This experience started Marinel Ubaldo's journey as a climate justice advocate. Two years after the typhoon, she and 31,000 other survivors petitioned the Philippine Commission on Human Rights to investigate 47 major fossil fuel and carbon-producing companies in the basis of human rights violations caused by extreme climate change. Even though thunderstorms are common in a tropical country like the Philippines, Typhoon Yolanda was unprecedented, and companies like these make climate change and its impact more dangerous for everyone.
Marinel did not want to be a statistic. She wants people to know how grave the impact of climate change is, and she wants to hold those accountable.
Human Rights Activist and Co-Founder of the Cordillera People's Alliance, SELDA Northern Luzon and SANDUGO
Joanna Cariño has been an activist since she was in college at the University of the Philippines - Baguio.

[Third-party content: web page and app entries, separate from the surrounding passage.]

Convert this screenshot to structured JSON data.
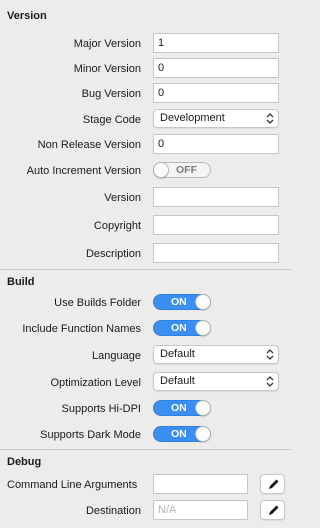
{
  "version": {
    "title": "Version",
    "major_label": "Major Version",
    "major_value": "1",
    "minor_label": "Minor Version",
    "minor_value": "0",
    "bug_label": "Bug Version",
    "bug_value": "0",
    "stage_label": "Stage Code",
    "stage_value": "Development",
    "nonrelease_label": "Non Release Version",
    "nonrelease_value": "0",
    "autoinc_label": "Auto Increment Version",
    "autoinc_state": "OFF",
    "version_label": "Version",
    "version_value": "",
    "copyright_label": "Copyright",
    "copyright_value": "",
    "description_label": "Description",
    "description_value": ""
  },
  "build": {
    "title": "Build",
    "builds_folder_label": "Use Builds Folder",
    "builds_folder_state": "ON",
    "function_names_label": "Include Function Names",
    "function_names_state": "ON",
    "language_label": "Language",
    "language_value": "Default",
    "optimization_label": "Optimization Level",
    "optimization_value": "Default",
    "hidpi_label": "Supports Hi-DPI",
    "hidpi_state": "ON",
    "darkmode_label": "Supports Dark Mode",
    "darkmode_state": "ON"
  },
  "debug": {
    "title": "Debug",
    "cmdline_label": "Command Line Arguments",
    "cmdline_value": "",
    "destination_label": "Destination",
    "destination_placeholder": "N/A"
  },
  "colors": {
    "toggle_on": "#3b8ff0",
    "background": "#ececec"
  },
  "icons": [
    "chevron-updown-icon",
    "pencil-icon"
  ]
}
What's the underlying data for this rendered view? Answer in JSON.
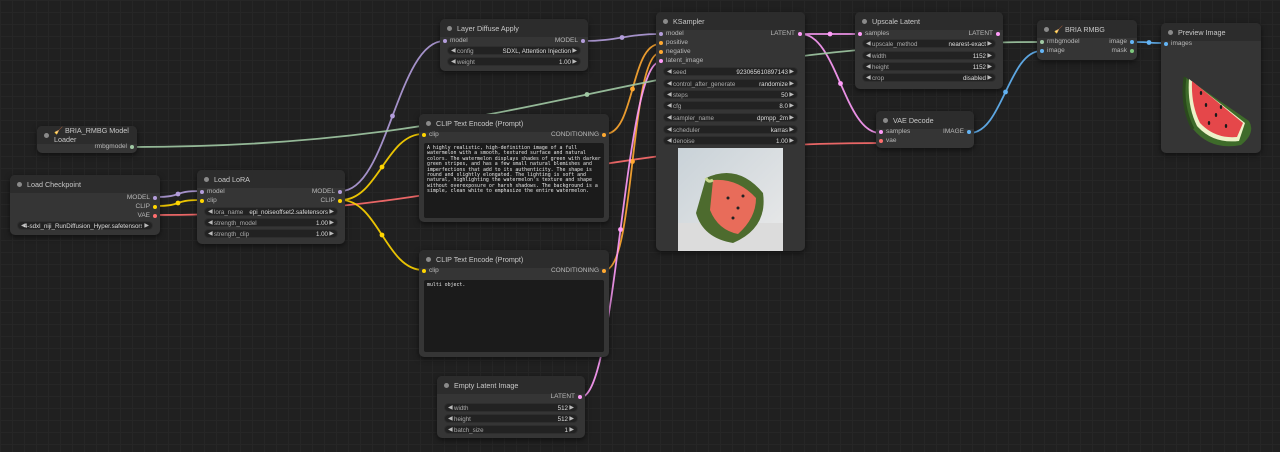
{
  "colors": {
    "model": "#b39ddb",
    "clip": "#ffd500",
    "vae": "#ff6e6e",
    "conditioning": "#ffa931",
    "latent": "#ff9cf9",
    "image": "#64b5f6",
    "rmbg": "#a1c9a4"
  },
  "nodes": {
    "load_checkpoint": {
      "title": "Load Checkpoint",
      "outputs": [
        "MODEL",
        "CLIP",
        "VAE"
      ],
      "ckpt_value": "4-sdxl_niji_RunDiffusion_Hyper.safetensors"
    },
    "bria_loader": {
      "title": "🧹 BRIA_RMBG Model Loader",
      "output": "rmbgmodel"
    },
    "load_lora": {
      "title": "Load LoRA",
      "inputs": [
        "model",
        "clip"
      ],
      "outputs": [
        "MODEL",
        "CLIP"
      ],
      "widgets": [
        {
          "label": "lora_name",
          "value": "epi_noiseoffset2.safetensors"
        },
        {
          "label": "strength_model",
          "value": "1.00"
        },
        {
          "label": "strength_clip",
          "value": "1.00"
        }
      ]
    },
    "layer_diffuse": {
      "title": "Layer Diffuse Apply",
      "input": "model",
      "output": "MODEL",
      "widgets": [
        {
          "label": "config",
          "value": "SDXL, Attention Injection"
        },
        {
          "label": "weight",
          "value": "1.00"
        }
      ]
    },
    "clip_pos": {
      "title": "CLIP Text Encode (Prompt)",
      "input": "clip",
      "output": "CONDITIONING",
      "text": "A highly realistic, high-definition image of a full watermelon with a smooth, textured surface and natural colors. The watermelon displays shades of green with darker green stripes, and has a few small natural blemishes and imperfections that add to its authenticity. The shape is round and slightly elongated. The lighting is soft and natural, highlighting the watermelon's texture and shape without overexposure or harsh shadows. The background is a simple, clean white to emphasize the entire watermelon."
    },
    "clip_neg": {
      "title": "CLIP Text Encode (Prompt)",
      "input": "clip",
      "output": "CONDITIONING",
      "text": "multi object."
    },
    "empty_latent": {
      "title": "Empty Latent Image",
      "output": "LATENT",
      "widgets": [
        {
          "label": "width",
          "value": "512"
        },
        {
          "label": "height",
          "value": "512"
        },
        {
          "label": "batch_size",
          "value": "1"
        }
      ]
    },
    "ksampler": {
      "title": "KSampler",
      "inputs": [
        "model",
        "positive",
        "negative",
        "latent_image"
      ],
      "output": "LATENT",
      "widgets": [
        {
          "label": "seed",
          "value": "923065610897143"
        },
        {
          "label": "control_after_generate",
          "value": "randomize"
        },
        {
          "label": "steps",
          "value": "50"
        },
        {
          "label": "cfg",
          "value": "8.0"
        },
        {
          "label": "sampler_name",
          "value": "dpmpp_2m"
        },
        {
          "label": "scheduler",
          "value": "karras"
        },
        {
          "label": "denoise",
          "value": "1.00"
        }
      ]
    },
    "upscale": {
      "title": "Upscale Latent",
      "input": "samples",
      "output": "LATENT",
      "widgets": [
        {
          "label": "upscale_method",
          "value": "nearest-exact"
        },
        {
          "label": "width",
          "value": "1152"
        },
        {
          "label": "height",
          "value": "1152"
        },
        {
          "label": "crop",
          "value": "disabled"
        }
      ]
    },
    "vae_decode": {
      "title": "VAE Decode",
      "inputs": [
        "samples",
        "vae"
      ],
      "output": "IMAGE"
    },
    "bria_rmbg": {
      "title": "🧹 BRIA RMBG",
      "inputs": [
        "rmbgmodel",
        "image"
      ],
      "outputs": [
        "image",
        "mask"
      ]
    },
    "preview": {
      "title": "Preview Image",
      "input": "images"
    }
  }
}
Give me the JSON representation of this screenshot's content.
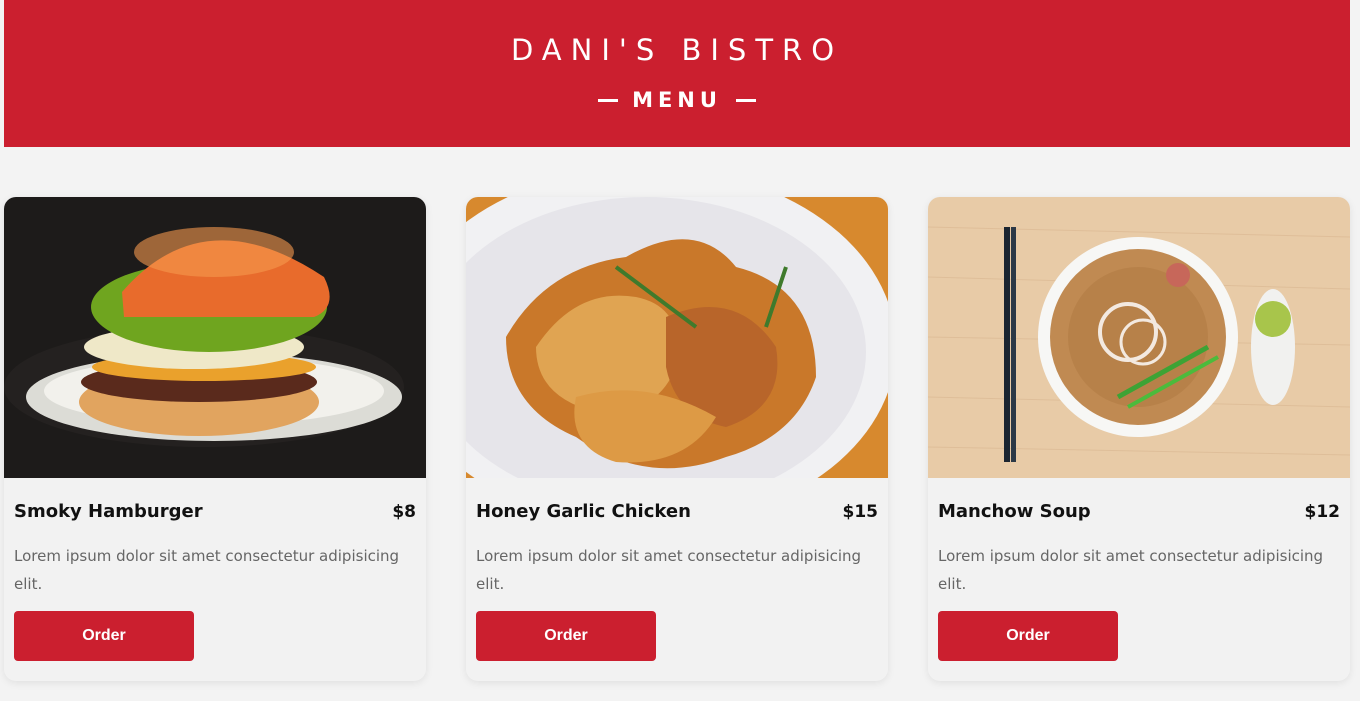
{
  "header": {
    "title": "DANI'S BISTRO",
    "subtitle": "MENU"
  },
  "colors": {
    "brand_red": "#cb1f2f",
    "background": "#f3f3f3"
  },
  "menu": {
    "items": [
      {
        "name": "Smoky Hamburger",
        "price": "$8",
        "description": "Lorem ipsum dolor sit amet consectetur adipisicing elit.",
        "button": "Order",
        "image": "hamburger-photo"
      },
      {
        "name": "Honey Garlic Chicken",
        "price": "$15",
        "description": "Lorem ipsum dolor sit amet consectetur adipisicing elit.",
        "button": "Order",
        "image": "chicken-wings-photo"
      },
      {
        "name": "Manchow Soup",
        "price": "$12",
        "description": "Lorem ipsum dolor sit amet consectetur adipisicing elit.",
        "button": "Order",
        "image": "noodle-soup-photo"
      }
    ]
  }
}
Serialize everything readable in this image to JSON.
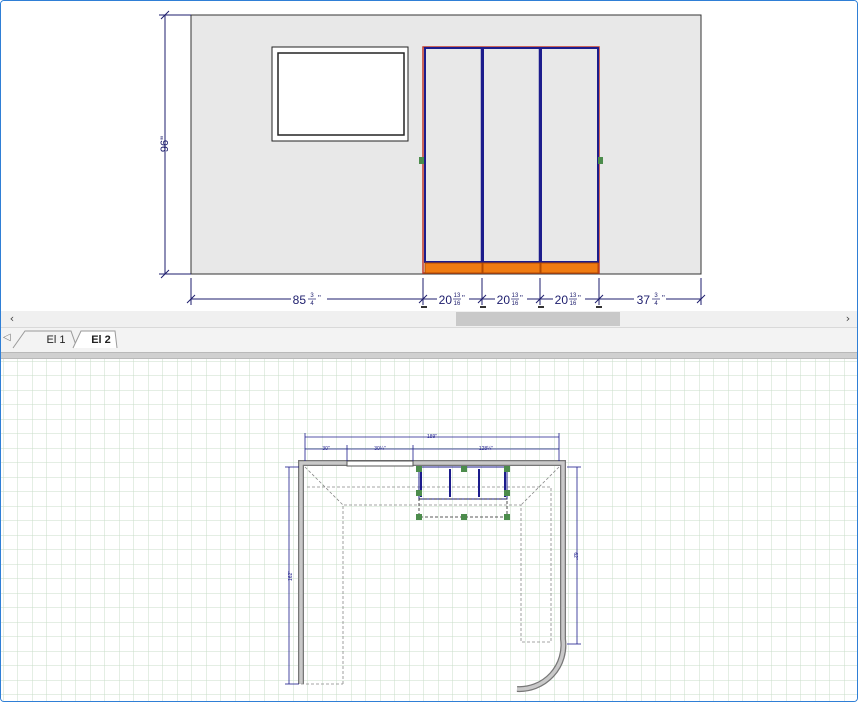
{
  "elevation": {
    "height_dim": "96\"",
    "dims": [
      {
        "whole": "85",
        "num": "3",
        "den": "4"
      },
      {
        "whole": "20",
        "num": "13",
        "den": "16"
      },
      {
        "whole": "20",
        "num": "13",
        "den": "16"
      },
      {
        "whole": "20",
        "num": "13",
        "den": "16"
      },
      {
        "whole": "37",
        "num": "3",
        "den": "4"
      }
    ]
  },
  "tabs": [
    {
      "label": "El 1",
      "active": false
    },
    {
      "label": "El 2",
      "active": true
    }
  ],
  "plan": {
    "dim_top_overall": "189\"",
    "dim_top_seg1": "30\"",
    "dim_top_seg2": "30¼\"",
    "dim_top_seg3": "128¼\"",
    "dim_left": "162\"",
    "dim_right": "62\""
  },
  "colors": {
    "accent_blue": "#2f7fd6",
    "cabinet_outline": "#1c1c8c",
    "toe_kick": "#f07b12",
    "grid": "#c8dec8",
    "wall": "#e8e8e8"
  }
}
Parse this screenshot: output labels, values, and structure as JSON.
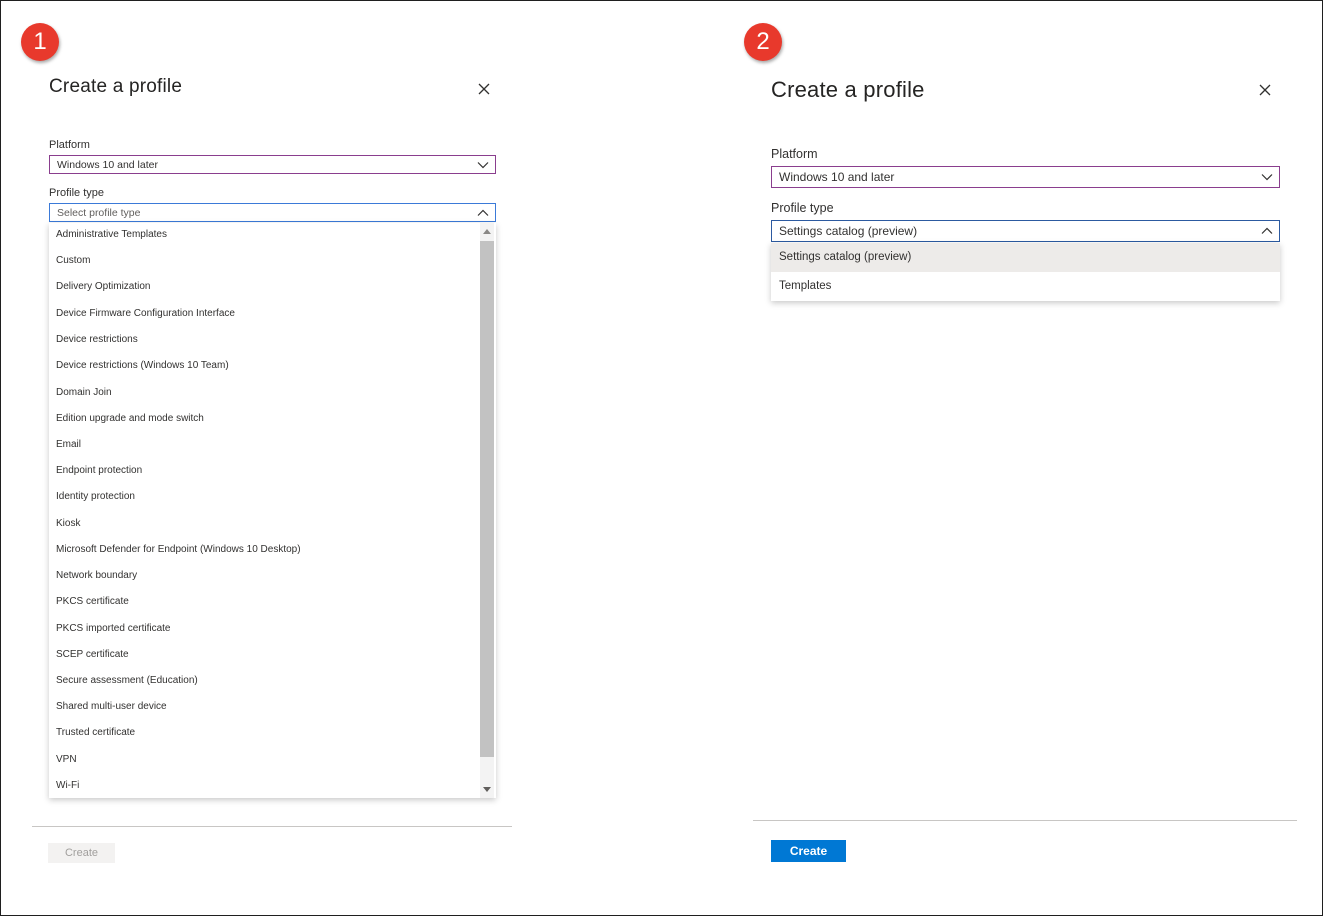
{
  "panel1": {
    "step": "1",
    "title": "Create a profile",
    "platform_label": "Platform",
    "platform_value": "Windows 10 and later",
    "profile_type_label": "Profile type",
    "profile_type_placeholder": "Select profile type",
    "options": [
      "Administrative Templates",
      "Custom",
      "Delivery Optimization",
      "Device Firmware Configuration Interface",
      "Device restrictions",
      "Device restrictions (Windows 10 Team)",
      "Domain Join",
      "Edition upgrade and mode switch",
      "Email",
      "Endpoint protection",
      "Identity protection",
      "Kiosk",
      "Microsoft Defender for Endpoint (Windows 10 Desktop)",
      "Network boundary",
      "PKCS certificate",
      "PKCS imported certificate",
      "SCEP certificate",
      "Secure assessment (Education)",
      "Shared multi-user device",
      "Trusted certificate",
      "VPN",
      "Wi-Fi"
    ],
    "create_label": "Create"
  },
  "panel2": {
    "step": "2",
    "title": "Create a profile",
    "platform_label": "Platform",
    "platform_value": "Windows 10 and later",
    "profile_type_label": "Profile type",
    "profile_type_value": "Settings catalog (preview)",
    "options": [
      "Settings catalog (preview)",
      "Templates"
    ],
    "create_label": "Create"
  },
  "colors": {
    "badge": "#e8392c",
    "accent": "#0078d4",
    "select_border": "#8a3e8e",
    "focus_border": "#3b7ad8"
  }
}
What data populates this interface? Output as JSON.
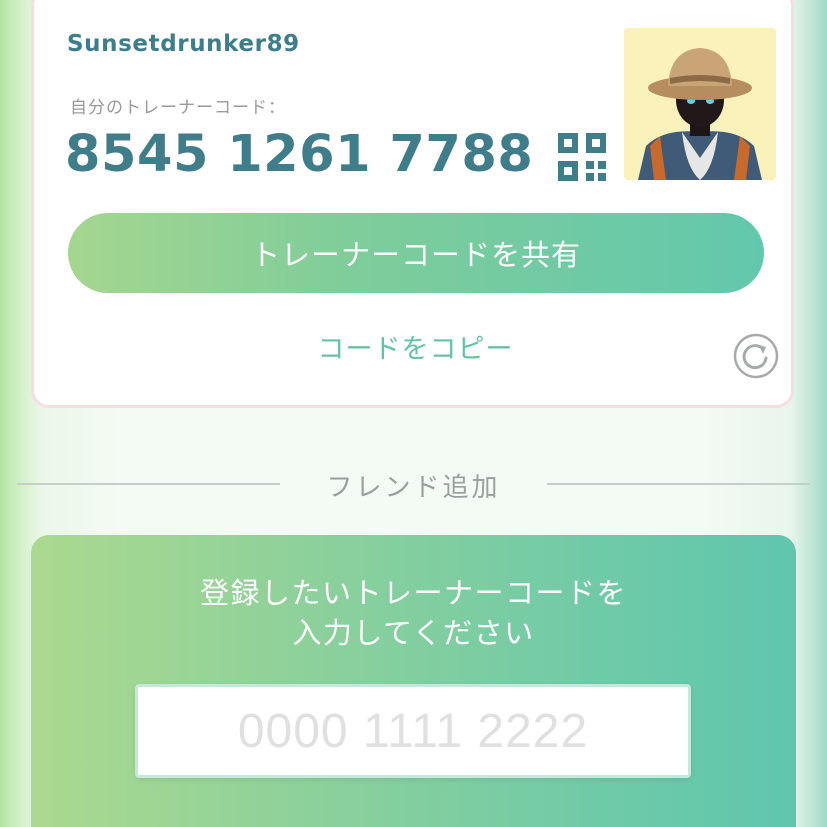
{
  "profile": {
    "username": "Sunsetdrunker89",
    "code_label": "自分のトレーナーコード：",
    "trainer_code": "8545 1261 7788"
  },
  "actions": {
    "share_label": "トレーナーコードを共有",
    "copy_label": "コードをコピー"
  },
  "add_friend": {
    "section_title": "フレンド追加",
    "instruction_line1": "登録したいトレーナーコードを",
    "instruction_line2": "入力してください",
    "input_placeholder": "0000 1111 2222",
    "input_value": ""
  },
  "icons": {
    "qr": "qr-code-icon",
    "refresh": "refresh-icon"
  },
  "colors": {
    "accent_text": "#3f7d8b",
    "copy_text": "#64c4a2",
    "gradient_start": "#a5d68f",
    "gradient_end": "#62c8ad"
  }
}
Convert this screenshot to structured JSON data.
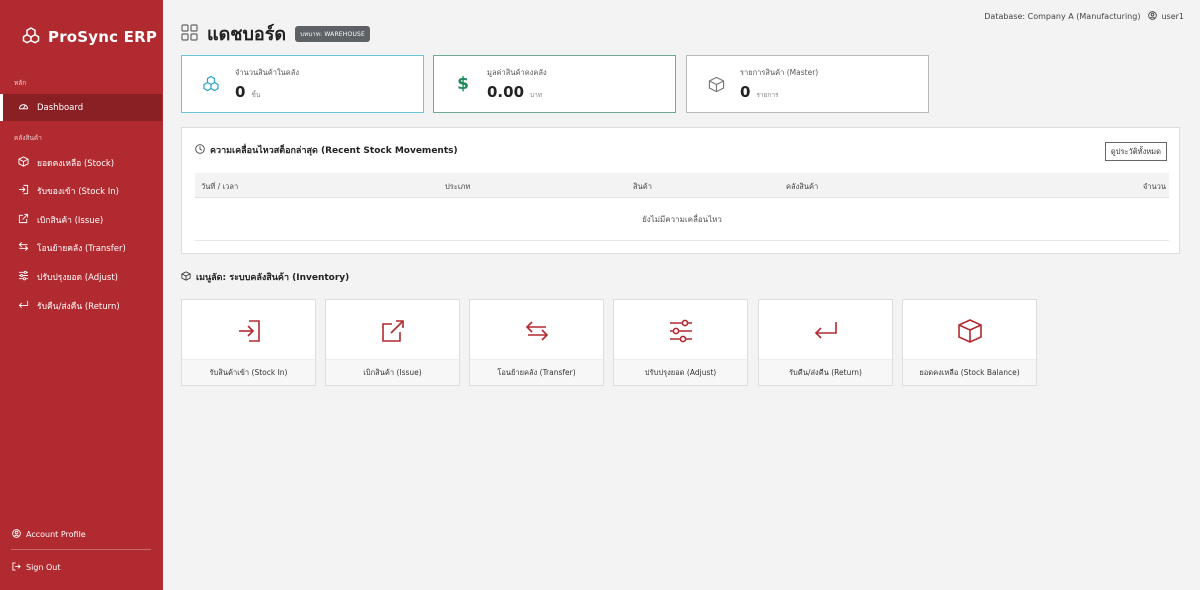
{
  "sidebar": {
    "brand": "ProSync ERP",
    "section_main": "หลัก",
    "dashboard_label": "Dashboard",
    "section_inventory": "คลังสินค้า",
    "items": [
      {
        "label": "ยอดคงเหลือ (Stock)",
        "icon": "box-icon"
      },
      {
        "label": "รับของเข้า (Stock In)",
        "icon": "sign-in-icon"
      },
      {
        "label": "เบิกสินค้า (Issue)",
        "icon": "external-link-icon"
      },
      {
        "label": "โอนย้ายคลัง (Transfer)",
        "icon": "arrows-exchange-icon"
      },
      {
        "label": "ปรับปรุงยอด (Adjust)",
        "icon": "sliders-icon"
      },
      {
        "label": "รับคืน/ส่งคืน (Return)",
        "icon": "return-icon"
      }
    ],
    "account_profile": "Account Profile",
    "sign_out": "Sign Out"
  },
  "header": {
    "title": "แดชบอร์ด",
    "role_badge": "บทบาท: WAREHOUSE",
    "database": "Database: Company A (Manufacturing)",
    "user": "user1"
  },
  "stats": [
    {
      "label": "จำนวนสินค้าในคลัง",
      "value": "0",
      "unit": "ชิ้น",
      "icon": "cubes-icon",
      "color": "#2aa3c4"
    },
    {
      "label": "มูลค่าสินค้าคงคลัง",
      "value": "0.00",
      "unit": "บาท",
      "icon": "dollar-icon",
      "color": "#1e8a5a"
    },
    {
      "label": "รายการสินค้า (Master)",
      "value": "0",
      "unit": "รายการ",
      "icon": "box-icon",
      "color": "#777777"
    }
  ],
  "movements": {
    "title": "ความเคลื่อนไหวสต็อกล่าสุด (Recent Stock Movements)",
    "view_all": "ดูประวัติทั้งหมด",
    "columns": [
      "วันที่ / เวลา",
      "ประเภท",
      "สินค้า",
      "คลังสินค้า",
      "จำนวน"
    ],
    "empty": "ยังไม่มีความเคลื่อนไหว"
  },
  "shortcuts": {
    "title": "เมนูลัด: ระบบคลังสินค้า (Inventory)",
    "tiles": [
      {
        "label": "รับสินค้าเข้า (Stock In)",
        "icon": "sign-in-icon"
      },
      {
        "label": "เบิกสินค้า (Issue)",
        "icon": "external-link-icon"
      },
      {
        "label": "โอนย้ายคลัง (Transfer)",
        "icon": "arrows-exchange-icon"
      },
      {
        "label": "ปรับปรุงยอด (Adjust)",
        "icon": "sliders-icon"
      },
      {
        "label": "รับคืน/ส่งคืน (Return)",
        "icon": "return-icon"
      },
      {
        "label": "ยอดคงเหลือ (Stock Balance)",
        "icon": "box-icon"
      }
    ]
  },
  "colors": {
    "sidebar": "#b02a30",
    "sidebar_active": "#8a1f24",
    "accent": "#b02a30"
  }
}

During Marcos' martial law regime, she was illegally detained and tortured. After surviving the injustice brought about by the dictatorship of Marcos, Joanna didn't stop fighting for human rights. In 1984, she co-founded the Cordillera People's Alliance to protect the region from development projects that attempt to displace the natives.
In 2018, the Department of Justice (DOJ) tagged 649 people including Joanna as a terrorist for her work as an indigenous human rights activist. But she remains firm and strong in her resolve to fight for democracy. To quote her statement from the 2018 Human Rights Defenders World Summit: "But oppression breeds resistance...We have to build strong indigenous peoples organizations and learn how to assert our democratic rights. We have to unite with other human rights defenders to build a better world."
Another woman trailblazer, Joanna is the first Filipinx to receive the Gwangju Prize for Human Rights which was awarded to her last May 2019.
Environmentalist, Philanthropist, and Former Secretary of the Department of Environment and Natural Resources (DENR)
Gina Lopez was born into a well-off family as the daughter of ABS-CBN Chairman Emeritus Eugenio Lopez, Jr. In 1971, she became an Ananda Marga yoga missionary after discovering the enlightenment from meditation.
She returned to the Philippines after 20 years and soon headed the ABS-CBN foundation as Managing Director. One of her main projects include Bantay Bata 163 which is a helpdesk for protecting and rehabilitating children who are subject to abuse and malnutrition in homes and schools. Other initiatives are feeding drives, scholarship programs, and medical missions.
In 2010, she led the clean-up of Pasig River as head of the Pasig River Rehabilitation Commission. Gina also fought against commercial mining in Palawan through a campaign which gathered 10 million signatures. As a champion for the environment, she was appointed as head of Department of Environment and Natural Resources (DENR) under the Duterte administration. Gina enforced strict compliance on mining firms and exercised the needed actions. She went on in an interview, "Any kind of mining operation in a watershed, that’s like saying that the gold and the nickel are more important than the water that our people drink"
At the age of 65, Gina died due to complications from brain cancer. People remember her still as an environmental warrior who is unstoppable when it comes to her principles.
Follow us on Instagram to learn about more Filipinas who inspire us with their advocacies! Turn your notifications on so you won't miss any posts.